The Future for Large Scale Grids
Electricity use is changing. Historically and still today, usage is higher during the day than at night but it is very likely that a new peak demand period in the early evenings of weekdays will emerge. This will be due to commuters pluging in their electric cars after a hard day in the office. Our assesment is that widespread adoption of electric cars, with or without IC engine range extenders, can be assumed. Aside from batery chemistries showing greater promise, lithium ion is already viable and there are no technological barriers to further price drops. While cheaper and thus ever more prolific solar is steadily reducing the extent to which we all rely on the grid, the advent of the electric car is probably the one thing that will stop housholds as a whole, be they part of a community grid or not, with or without storage, from becoming net exporters of energy.
But the big changes to the grid won't come from changing consumptions patterns as much as they will from changing production patterns. Cheap solar is giving rise to solar farms which are significant exporters. And as the install bases rises, they are begining to wreak havoc upon the the large scale grids. It is easy with the data they have to know the baseline consumption. It is not so easy to know much of that will be met by solar, less still by wind. Accurate weather forecasting will give a good pointer as to which solar farms and wind farms will be producing what level of output and when, but that won't suffice. The reports have to be reliably accurate and to date, that just hasn't happened. Without reliability and accuracy we will continue to see turbines spinning needlessly and wasting fuel just in case the sun goes in unexpectedly. Unless of course we aquire more grid storage capacity.
While community grids proliferate in areas previously not served by a grid few housholds in areas of long established grids will be part of a community. And these housholds will likely lag in battery capacity.

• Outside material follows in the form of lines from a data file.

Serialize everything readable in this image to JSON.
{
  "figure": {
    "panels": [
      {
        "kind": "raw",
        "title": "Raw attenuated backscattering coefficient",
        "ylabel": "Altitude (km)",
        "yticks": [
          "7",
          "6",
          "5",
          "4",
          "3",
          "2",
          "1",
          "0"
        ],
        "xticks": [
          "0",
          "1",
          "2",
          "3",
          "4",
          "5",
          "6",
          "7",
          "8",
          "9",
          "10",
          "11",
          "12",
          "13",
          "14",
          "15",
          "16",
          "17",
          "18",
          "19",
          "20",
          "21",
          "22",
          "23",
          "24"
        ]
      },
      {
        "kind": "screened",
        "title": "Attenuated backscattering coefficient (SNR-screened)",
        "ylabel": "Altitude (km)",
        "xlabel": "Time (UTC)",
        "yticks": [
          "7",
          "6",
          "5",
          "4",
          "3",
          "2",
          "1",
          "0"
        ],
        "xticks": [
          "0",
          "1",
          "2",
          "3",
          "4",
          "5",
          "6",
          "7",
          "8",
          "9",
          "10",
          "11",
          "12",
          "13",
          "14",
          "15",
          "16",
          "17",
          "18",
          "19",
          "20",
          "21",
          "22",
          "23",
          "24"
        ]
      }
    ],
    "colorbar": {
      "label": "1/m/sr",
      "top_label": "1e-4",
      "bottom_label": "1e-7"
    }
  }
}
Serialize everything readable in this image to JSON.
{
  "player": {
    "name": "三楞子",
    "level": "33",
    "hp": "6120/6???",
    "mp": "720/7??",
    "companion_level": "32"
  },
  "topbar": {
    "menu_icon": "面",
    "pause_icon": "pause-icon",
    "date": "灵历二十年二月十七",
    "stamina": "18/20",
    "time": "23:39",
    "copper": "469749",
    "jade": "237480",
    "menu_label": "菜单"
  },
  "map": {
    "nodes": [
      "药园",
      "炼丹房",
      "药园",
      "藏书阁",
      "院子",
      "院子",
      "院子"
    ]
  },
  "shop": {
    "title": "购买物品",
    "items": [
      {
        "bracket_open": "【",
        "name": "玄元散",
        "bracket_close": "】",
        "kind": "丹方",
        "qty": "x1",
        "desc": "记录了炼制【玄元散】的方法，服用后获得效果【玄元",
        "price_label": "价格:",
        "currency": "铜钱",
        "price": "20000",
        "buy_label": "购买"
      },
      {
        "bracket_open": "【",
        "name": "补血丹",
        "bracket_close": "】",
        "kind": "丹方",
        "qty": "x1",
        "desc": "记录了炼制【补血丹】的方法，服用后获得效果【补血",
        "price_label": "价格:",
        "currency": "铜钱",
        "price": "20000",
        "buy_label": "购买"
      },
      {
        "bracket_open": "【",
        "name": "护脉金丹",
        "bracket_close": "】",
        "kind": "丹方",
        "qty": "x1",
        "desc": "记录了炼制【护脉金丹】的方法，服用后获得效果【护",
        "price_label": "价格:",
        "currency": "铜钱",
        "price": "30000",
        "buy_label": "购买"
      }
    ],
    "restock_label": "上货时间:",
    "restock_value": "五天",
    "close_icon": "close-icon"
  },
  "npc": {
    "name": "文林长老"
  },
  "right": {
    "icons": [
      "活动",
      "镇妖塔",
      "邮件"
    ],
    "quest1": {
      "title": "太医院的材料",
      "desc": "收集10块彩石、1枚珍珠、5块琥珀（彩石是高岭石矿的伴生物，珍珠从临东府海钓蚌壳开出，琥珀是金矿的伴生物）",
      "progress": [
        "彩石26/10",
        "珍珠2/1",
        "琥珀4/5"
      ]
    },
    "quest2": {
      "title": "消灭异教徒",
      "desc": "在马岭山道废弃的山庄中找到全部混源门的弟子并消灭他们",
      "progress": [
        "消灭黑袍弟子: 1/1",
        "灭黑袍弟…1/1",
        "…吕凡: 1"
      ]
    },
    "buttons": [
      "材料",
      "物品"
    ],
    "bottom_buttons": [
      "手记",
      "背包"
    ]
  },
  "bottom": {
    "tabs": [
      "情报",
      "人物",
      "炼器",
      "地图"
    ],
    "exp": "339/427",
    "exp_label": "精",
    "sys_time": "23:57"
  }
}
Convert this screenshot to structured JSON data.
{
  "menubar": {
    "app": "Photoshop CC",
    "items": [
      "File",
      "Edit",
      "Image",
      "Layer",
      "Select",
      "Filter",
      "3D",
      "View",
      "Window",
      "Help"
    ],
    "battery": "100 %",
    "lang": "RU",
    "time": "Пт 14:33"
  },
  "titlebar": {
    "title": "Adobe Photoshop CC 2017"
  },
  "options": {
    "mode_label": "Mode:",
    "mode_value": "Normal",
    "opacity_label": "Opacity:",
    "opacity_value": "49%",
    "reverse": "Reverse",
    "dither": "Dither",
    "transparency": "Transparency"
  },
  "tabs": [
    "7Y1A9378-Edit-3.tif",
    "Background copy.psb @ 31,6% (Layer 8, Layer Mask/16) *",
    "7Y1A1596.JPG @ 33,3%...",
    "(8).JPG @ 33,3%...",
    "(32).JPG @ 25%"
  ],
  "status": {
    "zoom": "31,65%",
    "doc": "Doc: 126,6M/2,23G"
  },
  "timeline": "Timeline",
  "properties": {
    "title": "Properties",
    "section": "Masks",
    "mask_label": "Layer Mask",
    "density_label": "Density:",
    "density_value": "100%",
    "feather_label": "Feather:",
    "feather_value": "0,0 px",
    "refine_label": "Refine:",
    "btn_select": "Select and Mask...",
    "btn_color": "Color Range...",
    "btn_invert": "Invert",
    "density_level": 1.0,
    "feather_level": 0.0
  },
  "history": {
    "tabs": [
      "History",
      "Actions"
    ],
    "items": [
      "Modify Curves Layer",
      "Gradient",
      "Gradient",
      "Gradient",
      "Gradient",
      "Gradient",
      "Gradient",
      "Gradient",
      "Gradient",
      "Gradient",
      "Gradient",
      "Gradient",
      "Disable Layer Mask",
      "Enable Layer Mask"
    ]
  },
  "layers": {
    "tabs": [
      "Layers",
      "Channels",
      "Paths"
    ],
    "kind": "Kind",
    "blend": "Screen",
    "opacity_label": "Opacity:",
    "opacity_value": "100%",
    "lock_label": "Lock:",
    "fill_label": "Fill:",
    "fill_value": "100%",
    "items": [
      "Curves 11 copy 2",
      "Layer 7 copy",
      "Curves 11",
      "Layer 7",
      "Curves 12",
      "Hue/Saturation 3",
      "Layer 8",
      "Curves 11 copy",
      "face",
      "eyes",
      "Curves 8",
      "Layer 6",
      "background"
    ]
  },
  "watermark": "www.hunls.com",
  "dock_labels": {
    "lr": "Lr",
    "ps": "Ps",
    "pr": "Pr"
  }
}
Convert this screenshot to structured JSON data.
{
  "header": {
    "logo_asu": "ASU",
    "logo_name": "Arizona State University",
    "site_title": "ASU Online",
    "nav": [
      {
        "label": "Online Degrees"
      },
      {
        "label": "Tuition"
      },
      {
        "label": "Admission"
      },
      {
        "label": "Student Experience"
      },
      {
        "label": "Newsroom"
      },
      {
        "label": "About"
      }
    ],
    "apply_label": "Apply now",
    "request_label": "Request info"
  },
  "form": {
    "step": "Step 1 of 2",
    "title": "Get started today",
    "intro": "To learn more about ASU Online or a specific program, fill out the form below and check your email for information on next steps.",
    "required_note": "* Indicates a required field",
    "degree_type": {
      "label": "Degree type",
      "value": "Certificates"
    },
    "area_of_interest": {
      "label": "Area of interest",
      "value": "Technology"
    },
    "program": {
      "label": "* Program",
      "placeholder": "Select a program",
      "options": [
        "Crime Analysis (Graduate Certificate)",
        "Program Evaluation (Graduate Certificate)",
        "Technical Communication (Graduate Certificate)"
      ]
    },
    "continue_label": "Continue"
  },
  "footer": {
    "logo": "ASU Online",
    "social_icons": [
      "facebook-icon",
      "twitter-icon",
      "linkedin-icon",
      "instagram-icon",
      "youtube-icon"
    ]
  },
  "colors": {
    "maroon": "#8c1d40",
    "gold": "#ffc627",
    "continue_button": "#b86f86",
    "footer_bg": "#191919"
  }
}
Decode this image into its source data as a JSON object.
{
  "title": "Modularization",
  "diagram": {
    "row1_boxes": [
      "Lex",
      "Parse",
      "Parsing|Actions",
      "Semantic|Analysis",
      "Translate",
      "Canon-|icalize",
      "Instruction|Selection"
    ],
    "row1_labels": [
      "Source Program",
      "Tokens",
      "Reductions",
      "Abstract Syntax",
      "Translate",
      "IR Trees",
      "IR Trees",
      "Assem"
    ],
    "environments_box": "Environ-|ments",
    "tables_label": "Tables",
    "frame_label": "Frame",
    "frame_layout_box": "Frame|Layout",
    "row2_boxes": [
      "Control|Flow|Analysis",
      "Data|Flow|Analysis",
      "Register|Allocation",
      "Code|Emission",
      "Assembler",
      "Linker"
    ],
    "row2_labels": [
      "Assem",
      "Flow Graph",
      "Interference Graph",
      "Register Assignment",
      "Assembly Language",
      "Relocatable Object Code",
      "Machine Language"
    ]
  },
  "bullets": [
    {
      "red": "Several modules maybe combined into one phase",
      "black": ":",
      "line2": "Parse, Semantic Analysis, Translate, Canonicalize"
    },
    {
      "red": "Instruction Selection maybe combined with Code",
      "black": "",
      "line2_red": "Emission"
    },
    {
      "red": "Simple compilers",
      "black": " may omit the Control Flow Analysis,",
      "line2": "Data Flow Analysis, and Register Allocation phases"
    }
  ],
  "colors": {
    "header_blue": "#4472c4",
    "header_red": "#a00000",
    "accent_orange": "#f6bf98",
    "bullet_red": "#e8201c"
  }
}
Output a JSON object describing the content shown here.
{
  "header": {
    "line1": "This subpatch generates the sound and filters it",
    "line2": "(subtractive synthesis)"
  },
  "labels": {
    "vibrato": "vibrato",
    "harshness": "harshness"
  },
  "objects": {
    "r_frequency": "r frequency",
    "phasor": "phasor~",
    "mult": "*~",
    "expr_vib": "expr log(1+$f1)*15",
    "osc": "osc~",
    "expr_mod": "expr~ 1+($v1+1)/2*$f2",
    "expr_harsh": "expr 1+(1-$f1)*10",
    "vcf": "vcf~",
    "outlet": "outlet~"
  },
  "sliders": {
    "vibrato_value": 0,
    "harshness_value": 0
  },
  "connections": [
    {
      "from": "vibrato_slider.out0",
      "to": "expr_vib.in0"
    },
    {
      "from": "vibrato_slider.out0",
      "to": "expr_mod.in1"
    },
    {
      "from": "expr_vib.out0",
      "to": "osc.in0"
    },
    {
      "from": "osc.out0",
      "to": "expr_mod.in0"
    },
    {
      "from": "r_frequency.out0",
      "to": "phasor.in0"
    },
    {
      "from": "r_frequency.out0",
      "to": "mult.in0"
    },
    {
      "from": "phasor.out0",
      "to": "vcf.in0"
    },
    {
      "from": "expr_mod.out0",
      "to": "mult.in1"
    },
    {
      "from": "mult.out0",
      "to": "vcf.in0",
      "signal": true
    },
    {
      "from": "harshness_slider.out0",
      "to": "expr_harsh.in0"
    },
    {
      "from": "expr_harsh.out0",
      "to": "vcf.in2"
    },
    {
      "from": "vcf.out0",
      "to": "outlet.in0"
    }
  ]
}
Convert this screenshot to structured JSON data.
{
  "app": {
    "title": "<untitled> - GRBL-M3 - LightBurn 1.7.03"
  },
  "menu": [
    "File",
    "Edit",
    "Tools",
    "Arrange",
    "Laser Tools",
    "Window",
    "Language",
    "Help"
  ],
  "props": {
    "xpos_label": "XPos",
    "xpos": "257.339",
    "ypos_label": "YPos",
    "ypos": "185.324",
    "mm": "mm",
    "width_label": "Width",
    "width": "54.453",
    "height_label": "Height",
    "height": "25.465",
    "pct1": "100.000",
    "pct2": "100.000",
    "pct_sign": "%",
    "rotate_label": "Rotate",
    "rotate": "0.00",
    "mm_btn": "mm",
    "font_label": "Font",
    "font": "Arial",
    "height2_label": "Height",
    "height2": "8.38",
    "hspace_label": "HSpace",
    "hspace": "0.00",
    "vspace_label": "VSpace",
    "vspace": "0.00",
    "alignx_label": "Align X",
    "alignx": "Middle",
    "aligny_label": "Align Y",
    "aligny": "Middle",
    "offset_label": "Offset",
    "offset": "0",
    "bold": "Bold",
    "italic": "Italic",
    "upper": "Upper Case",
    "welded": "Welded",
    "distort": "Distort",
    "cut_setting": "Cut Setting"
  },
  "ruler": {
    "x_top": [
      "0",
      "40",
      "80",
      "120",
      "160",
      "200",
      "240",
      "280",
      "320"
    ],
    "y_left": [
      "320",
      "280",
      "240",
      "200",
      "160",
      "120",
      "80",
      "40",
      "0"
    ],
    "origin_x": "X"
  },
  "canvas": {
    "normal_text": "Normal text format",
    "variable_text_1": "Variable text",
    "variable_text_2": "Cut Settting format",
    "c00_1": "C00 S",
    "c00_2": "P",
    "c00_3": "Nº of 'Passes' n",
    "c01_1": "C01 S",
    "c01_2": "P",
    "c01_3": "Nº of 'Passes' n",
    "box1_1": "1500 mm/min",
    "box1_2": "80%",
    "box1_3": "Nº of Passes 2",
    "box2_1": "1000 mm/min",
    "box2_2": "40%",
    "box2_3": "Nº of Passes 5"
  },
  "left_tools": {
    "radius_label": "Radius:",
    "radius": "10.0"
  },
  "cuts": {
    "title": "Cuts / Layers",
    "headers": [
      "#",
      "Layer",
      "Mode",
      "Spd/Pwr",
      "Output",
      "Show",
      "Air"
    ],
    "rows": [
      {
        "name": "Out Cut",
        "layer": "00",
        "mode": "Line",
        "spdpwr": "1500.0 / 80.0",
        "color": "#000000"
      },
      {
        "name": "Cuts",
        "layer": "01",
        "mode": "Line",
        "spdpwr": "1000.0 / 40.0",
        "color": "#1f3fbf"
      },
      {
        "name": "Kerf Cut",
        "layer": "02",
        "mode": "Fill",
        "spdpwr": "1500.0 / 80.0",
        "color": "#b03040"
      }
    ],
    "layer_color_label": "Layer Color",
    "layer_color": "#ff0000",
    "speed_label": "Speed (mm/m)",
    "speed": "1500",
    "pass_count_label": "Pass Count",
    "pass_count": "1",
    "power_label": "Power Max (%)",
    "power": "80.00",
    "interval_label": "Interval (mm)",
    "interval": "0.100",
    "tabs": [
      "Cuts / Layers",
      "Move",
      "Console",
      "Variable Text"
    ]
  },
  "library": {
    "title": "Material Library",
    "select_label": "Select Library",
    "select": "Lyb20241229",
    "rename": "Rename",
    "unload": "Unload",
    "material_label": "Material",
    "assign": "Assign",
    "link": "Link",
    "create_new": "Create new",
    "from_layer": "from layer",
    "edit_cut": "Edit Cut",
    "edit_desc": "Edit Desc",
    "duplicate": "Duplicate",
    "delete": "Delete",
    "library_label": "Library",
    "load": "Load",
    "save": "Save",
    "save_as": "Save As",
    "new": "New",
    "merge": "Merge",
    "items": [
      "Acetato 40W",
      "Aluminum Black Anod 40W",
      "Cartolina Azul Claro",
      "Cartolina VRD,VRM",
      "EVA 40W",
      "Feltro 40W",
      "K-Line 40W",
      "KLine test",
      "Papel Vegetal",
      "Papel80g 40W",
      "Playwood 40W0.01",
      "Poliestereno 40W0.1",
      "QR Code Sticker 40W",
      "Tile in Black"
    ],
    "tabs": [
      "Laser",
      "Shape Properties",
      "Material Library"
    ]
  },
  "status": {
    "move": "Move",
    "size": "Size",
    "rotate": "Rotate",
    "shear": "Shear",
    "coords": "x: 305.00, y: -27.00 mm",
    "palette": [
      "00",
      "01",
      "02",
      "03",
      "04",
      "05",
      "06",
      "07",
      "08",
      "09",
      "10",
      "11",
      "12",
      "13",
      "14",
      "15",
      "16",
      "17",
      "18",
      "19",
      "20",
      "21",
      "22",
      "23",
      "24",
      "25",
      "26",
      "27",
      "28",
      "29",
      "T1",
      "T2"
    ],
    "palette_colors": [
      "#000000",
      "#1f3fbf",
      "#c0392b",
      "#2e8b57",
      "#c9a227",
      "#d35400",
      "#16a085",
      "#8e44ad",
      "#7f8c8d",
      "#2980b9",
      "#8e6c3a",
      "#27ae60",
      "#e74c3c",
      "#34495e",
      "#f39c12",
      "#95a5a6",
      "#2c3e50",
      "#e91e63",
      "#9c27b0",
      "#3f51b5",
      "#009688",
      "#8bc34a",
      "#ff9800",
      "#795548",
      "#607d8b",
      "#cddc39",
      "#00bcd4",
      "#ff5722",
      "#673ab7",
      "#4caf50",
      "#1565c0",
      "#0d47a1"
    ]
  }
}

We expect to see a significant increase in solar installations with most houses having them. One problem that will have to be addresses is that the grid was not actually designed to receive small inputs from millions of generators and although it is increasingly being made to work that way, it is not being done efficiently and if anything, as the install base rises, it is becoming less efficient.
As the grid is all about economies of scale, state wide or large scale grids will become more akin to 'central bankers' of energy. One thing is very clear, overall grid storage capacity will have to rise significantly. We think the best way of achieving this is the Sodium Sulphur Flow Battery as this could become particularly cheap for large scale operators. To mitigate what would still be onerous grid storage requirements, we forsee a new class of service agreement emerging - intermittent supply. This would be used for industrial processes such as electrolysis which are inherently tolerant of an intermittent supply. To meet these changes we foresee widespread adoption of HVDC (High voltage DC). This technology has been greatly helped by the advent of the supercapacitor and is now relatively cheap. It removes the need for AC synchronization between different parts of the grid allowing the large scale grids to become a patchwork of small grids.